We will accept pass/fail prerequisite courses if taken during 2020 and 2021 as part of the COVID-19 consideration. No more than half of a student’s prerequisites can be graded pass/fail.
ARIZONA CVM PREREQUISITE COURSES, 42 credits (must meet or exceed credits in all areas listed; no grade can be below a C-)
Biology (6 credits)
Chemistry (6 credits)
Biophysics or Physics (6 credits)
Biochemistry or Organic Chemistry (6 credits)
College Algebra, Trigonometry, or pre-Calculus or Calculus or Statistics (3 credits)
Arts and Humanities (6 credits)
Social Sciences (6 credits)
English Composition (3 credits)
While a bachelor's degree is not required for admission, competitive applicants will posess a bachelor's degree or higher. We require 90 units to be completed by the time of matriculation. If you are admitted without 90 credits by matriculation, your offer will be rescinded.
Courses may be repeated to meet the grade requirement. Only the highest grade will be factored into the prerequisite GPA, however, the lower grade may be factored into the overall and science GPA by VMCAS.
Graduate and post-baccalaureate coursework will be considered for all prerequisites.
We do not have an expiration date for coursework. However, we recommend more recent coursework to ensure students are prepared for our rigorous program.
50% of prerequisites must be completed or in progress by the fall application deadline.
In-progress courses must appear as such on the official transcript(s) sent to VMCAS.
An applicant must at minimum be registered for one of two courses in biology, chemistry, physics/biophysics, biochemistry/organic chemistry, and one English and one math class at the time of application.
All prerequisites must be completed, and grades posted by your institution, by June 30 of the application year, prior to matriculation in August.
International applicants may be required to provide proof of English proficiency.
Required test(s): none
Required GRE Subject tests: n/a
Recommended tests: none
Recommended GRE Subject tests: n/a
Minimum GRE Verbal: n/a
Minimum GRE Quantitative: n/a
Minumum GRE Written: n/a
Minimum GMAT: n/a
Minimum MAT: n/a
Minimum TOEFL: minimum score of 79 iBT (or 60 on the revised PBT with no section score lower than 15).
Minimum IELTS: minimum composite score of 7, with no subject area below a 6

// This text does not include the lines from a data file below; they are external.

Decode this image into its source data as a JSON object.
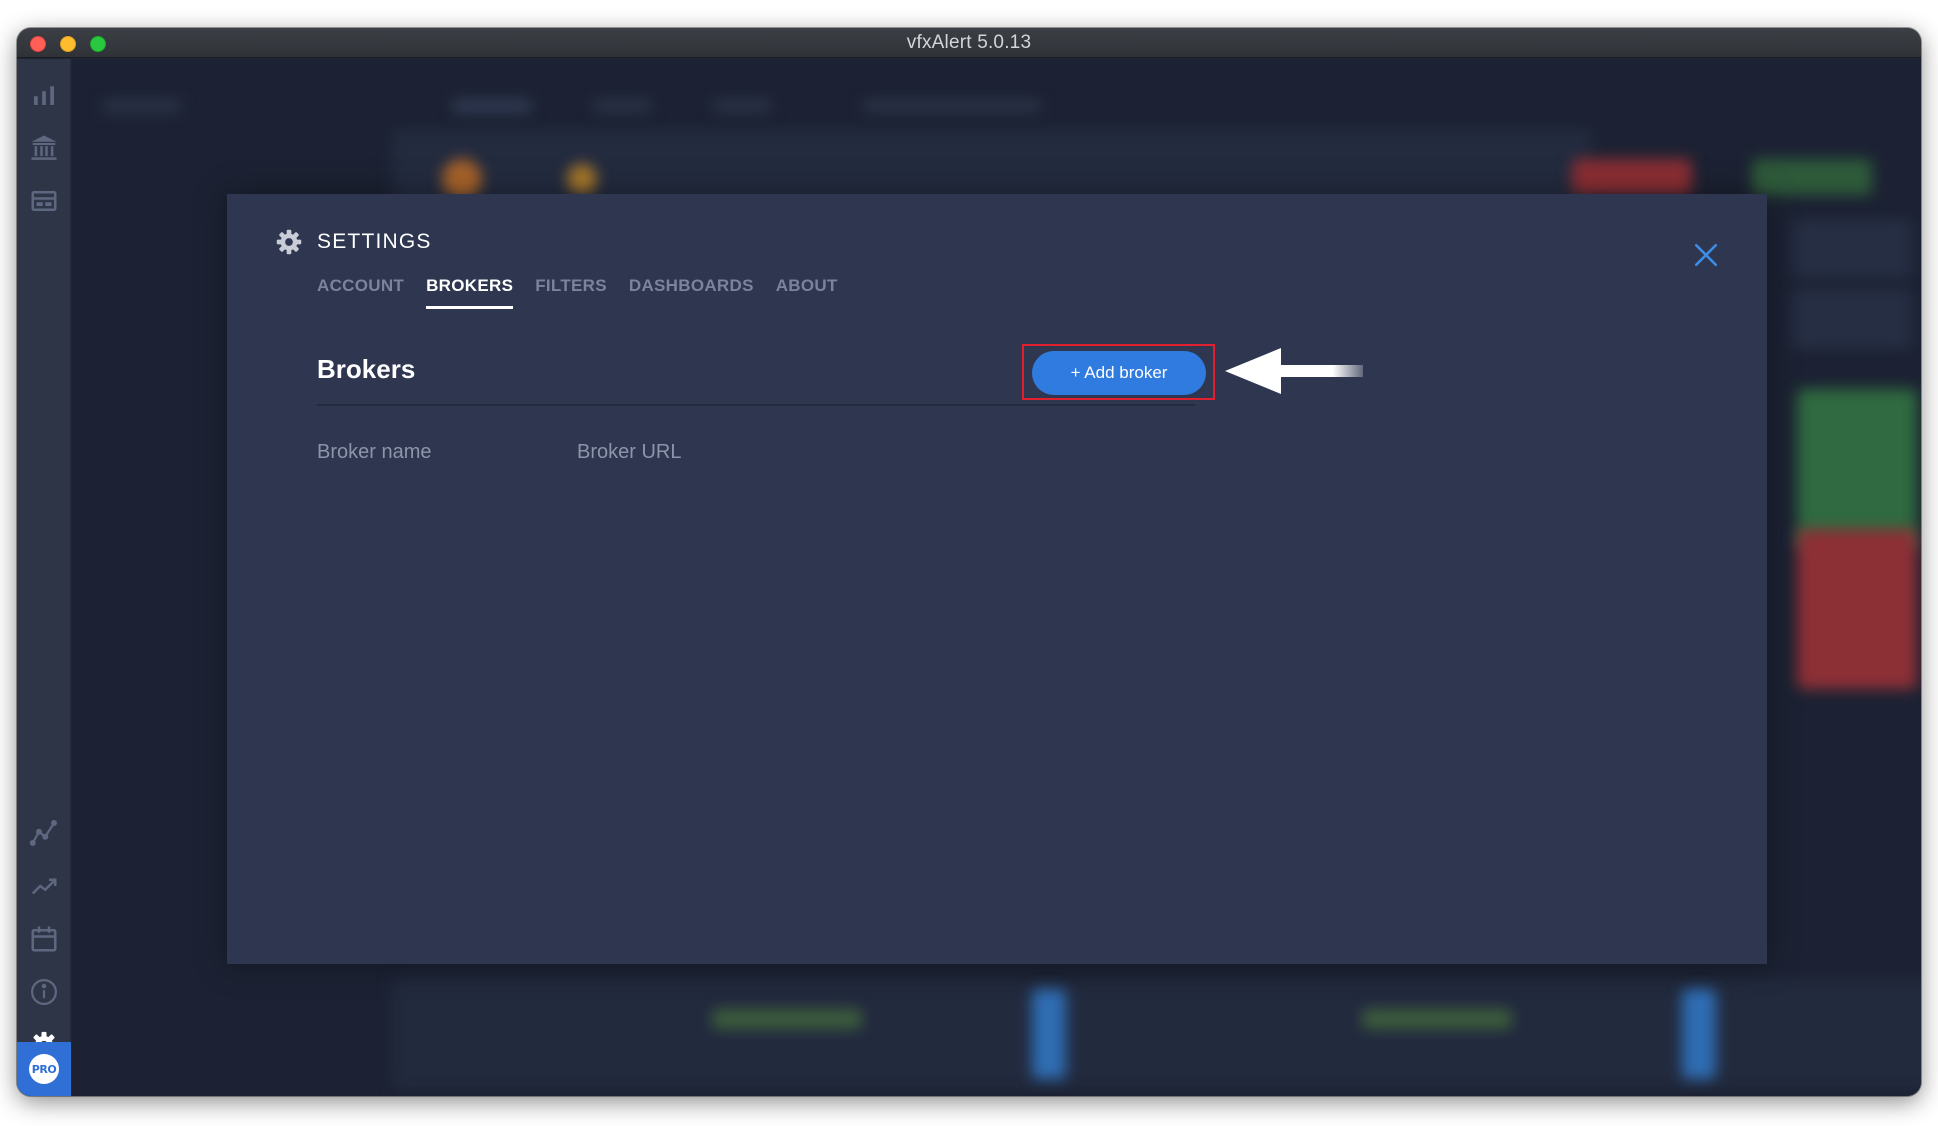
{
  "window": {
    "title": "vfxAlert 5.0.13"
  },
  "sidebar": {
    "icons": [
      "bar-chart-icon",
      "bank-icon",
      "dashboard-icon",
      "line-chart-icon",
      "trending-up-icon",
      "calendar-icon",
      "info-icon",
      "gear-icon"
    ],
    "pro_label": "PRO"
  },
  "settings": {
    "title": "SETTINGS",
    "tabs": [
      {
        "label": "ACCOUNT",
        "active": false
      },
      {
        "label": "BROKERS",
        "active": true
      },
      {
        "label": "FILTERS",
        "active": false
      },
      {
        "label": "DASHBOARDS",
        "active": false
      },
      {
        "label": "ABOUT",
        "active": false
      }
    ],
    "section_title": "Brokers",
    "add_button_label": "+ Add broker",
    "columns": {
      "name": "Broker name",
      "url": "Broker URL"
    }
  },
  "colors": {
    "modal_bg": "#2e3650",
    "accent_blue": "#2f7be0",
    "highlight_red": "#e01f2f",
    "close_blue": "#3d8ee8"
  }
}
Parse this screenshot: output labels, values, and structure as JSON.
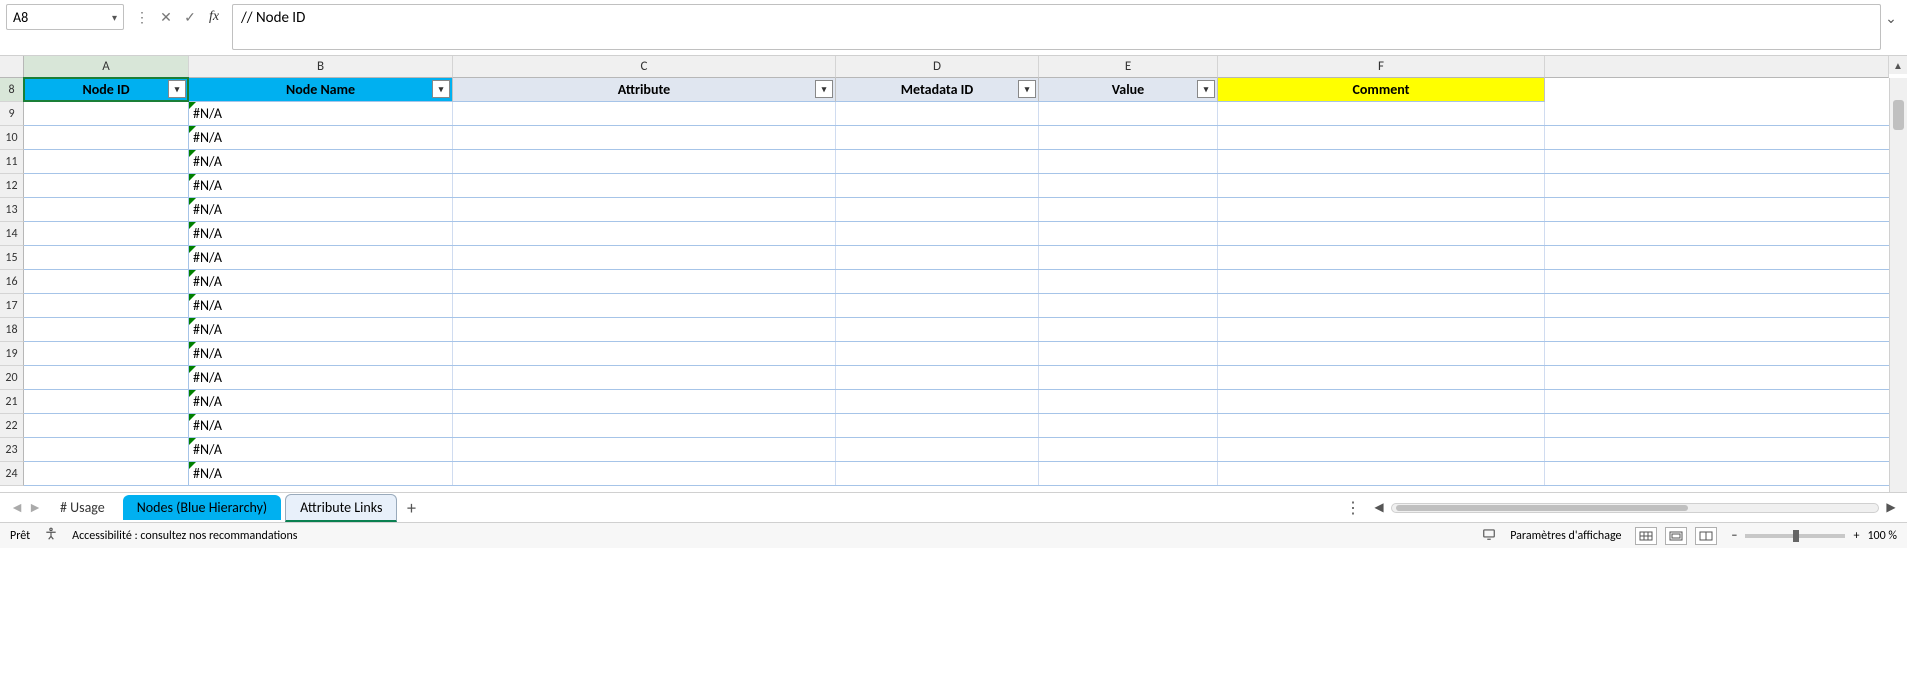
{
  "formula_bar": {
    "cell_ref": "A8",
    "cancel_glyph": "✕",
    "accept_glyph": "✓",
    "fx_label": "fx",
    "content": "// Node ID"
  },
  "column_headers": [
    "A",
    "B",
    "C",
    "D",
    "E",
    "F"
  ],
  "table_headers": {
    "A": "Node ID",
    "B": "Node Name",
    "C": "Attribute",
    "D": "Metadata ID",
    "E": "Value",
    "F": "Comment"
  },
  "row_start": 8,
  "row_end": 24,
  "na_text": "#N/A",
  "sheet_tabs": {
    "nav_first": "◄",
    "nav_last": "►",
    "usage": "# Usage",
    "nodes": "Nodes (Blue Hierarchy)",
    "attr": "Attribute Links",
    "add": "+"
  },
  "status": {
    "ready": "Prêt",
    "accessibility": "Accessibilité : consultez nos recommandations",
    "display_settings": "Paramètres d'affichage",
    "zoom_minus": "−",
    "zoom_plus": "+",
    "zoom_pct": "100 %"
  }
}
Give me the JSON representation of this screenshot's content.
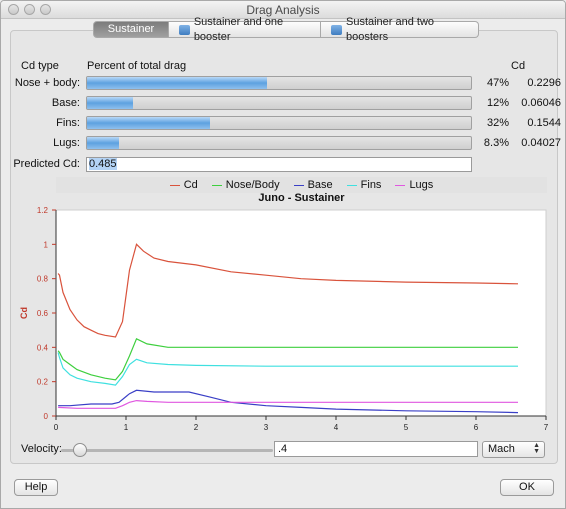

International applicants will not be considered for conditional admission by this program.
ETS Major Field Code(s) for this program:
The Doctor of Veterinary Medicine degree will be delivered over six pre-clinical semesters on University of Arizona campuses, followed by three clinical semesters within a hybrid-distributive network of clinical training sites. Semesters one through five will be an organ-system and competency-driven format addressing multiple species. Additionally, students will learn relevant professional skills related to business, finance, critical thinking, One Health, clinical skills and strategies for personal wellness as a student and a professional.
Following the start of the sixth semester, students will be able to focus on specific areas of individual interest in a myriad of veterinary disciplines. These disciplines include small and large animal medicine, food animal medicine, public health, research, zoo/wildlife medicine, lab animal medicine, avian medicine and exotic species medicine. These tracks are designed to give students focused pre-clinical experiences in preparation for the clinical training year.
Clinical training will be focused during semesters seven through nine and divided into 13 four-week blocks. Seven of these four-week blocks will be considered “core” rotations required by every student to complete. The remainder of the clinical year (20 weeks) are student-selected electives focused on an area of career interest. Students can use these electives to explore veterinary career paths or further their proficiency in species or disciplinary areas of professional interest.
Please refer to the Graduate Student Handbook for students who are pursuing this program of study.